[12] With the phasing of the La Niña impacts during the seasonal cycle as observed in 2010, the net effect is to approximately double the normal seasonal exposure of organisms to hypoxic and corrosive conditions, by introducing a second period of such conditions a few months after the typical upwelling, below the layers of the surface upwelling bloom. The phase of La Niña during the calendar year is highly variable. In particular, the ONI timeseries from the equator show that some of the past La Niña events (e.g., 1964, 1973, 1988) initiated 3–4 months earlier than the 2010 La Niña did (auxiliary material). If this happens, the potential exists for the seasonal upwelling and the La Niña impacts on hypoxia and low-pH to overlap and add, which could lead to more extreme hypoxic and corrosive conditions than observed in 2010.

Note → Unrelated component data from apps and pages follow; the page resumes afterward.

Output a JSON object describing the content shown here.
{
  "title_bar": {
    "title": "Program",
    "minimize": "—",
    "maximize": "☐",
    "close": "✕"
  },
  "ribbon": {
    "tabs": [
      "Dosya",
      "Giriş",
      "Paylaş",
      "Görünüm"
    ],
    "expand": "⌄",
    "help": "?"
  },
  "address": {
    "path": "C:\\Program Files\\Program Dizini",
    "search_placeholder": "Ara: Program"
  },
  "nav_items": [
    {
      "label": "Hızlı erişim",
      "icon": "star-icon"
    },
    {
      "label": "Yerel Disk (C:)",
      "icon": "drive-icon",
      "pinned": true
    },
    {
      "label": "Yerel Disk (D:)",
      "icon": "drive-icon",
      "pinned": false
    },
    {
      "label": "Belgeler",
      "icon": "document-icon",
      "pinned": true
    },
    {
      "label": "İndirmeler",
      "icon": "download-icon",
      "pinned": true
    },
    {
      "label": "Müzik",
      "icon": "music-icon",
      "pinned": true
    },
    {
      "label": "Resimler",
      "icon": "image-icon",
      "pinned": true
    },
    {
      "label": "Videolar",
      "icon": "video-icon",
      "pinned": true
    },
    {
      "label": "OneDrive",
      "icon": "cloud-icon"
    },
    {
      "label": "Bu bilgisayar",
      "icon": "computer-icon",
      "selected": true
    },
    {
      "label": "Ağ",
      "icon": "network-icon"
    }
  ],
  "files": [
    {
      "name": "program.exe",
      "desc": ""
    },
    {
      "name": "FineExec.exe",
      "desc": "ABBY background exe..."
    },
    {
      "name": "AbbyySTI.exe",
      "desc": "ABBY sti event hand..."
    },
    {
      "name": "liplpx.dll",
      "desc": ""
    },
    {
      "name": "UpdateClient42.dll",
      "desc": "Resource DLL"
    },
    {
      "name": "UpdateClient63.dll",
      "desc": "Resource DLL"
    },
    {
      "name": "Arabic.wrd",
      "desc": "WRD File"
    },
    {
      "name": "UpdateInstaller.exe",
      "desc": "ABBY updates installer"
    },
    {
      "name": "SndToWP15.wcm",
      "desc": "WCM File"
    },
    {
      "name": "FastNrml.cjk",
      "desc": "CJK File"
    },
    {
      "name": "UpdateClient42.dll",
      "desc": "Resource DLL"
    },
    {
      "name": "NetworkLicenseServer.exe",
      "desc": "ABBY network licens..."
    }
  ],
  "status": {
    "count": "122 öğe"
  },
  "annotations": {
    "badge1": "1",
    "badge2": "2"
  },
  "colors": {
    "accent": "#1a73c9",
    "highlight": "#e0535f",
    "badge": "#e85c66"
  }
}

[13] However, our observations are limited to this particular El Niño/La Niña event, and some caution is necessary when extending the results to other events. Anomalous poleward flows and southern water mass characteristics were observed during the 1997–1998 El Niño and there was anomalous equatorward transport during the 1998–1999 La Niña [e.g., Lynn and Bograd, 2002]. This different behavior compared to our observations may be related to the abrupt switch of the Central Pacific-type El Niño [e.g.,Yeh et al., 2009] to the La Niña in 2010 in contrast to those of the Eastern Pacific-types like 1997–1998 or 1982–1983 events. These differences will require further investigation.


[14] We are grateful to all members of the SIO Ocean Time-series Group for their dedicated field work to maintain the mooring for more than five years. The CalCOFI data are also greatly appreciated. We acknowledge funding provided by NSF (OCE0551363) and NOAA (NA17RJ1231). The first author was partially supported by a JIMO postdoctoral fellowship at SIO.

[15] The Editor thanks two anonymous reviewers for their assistance in evaluating this paper.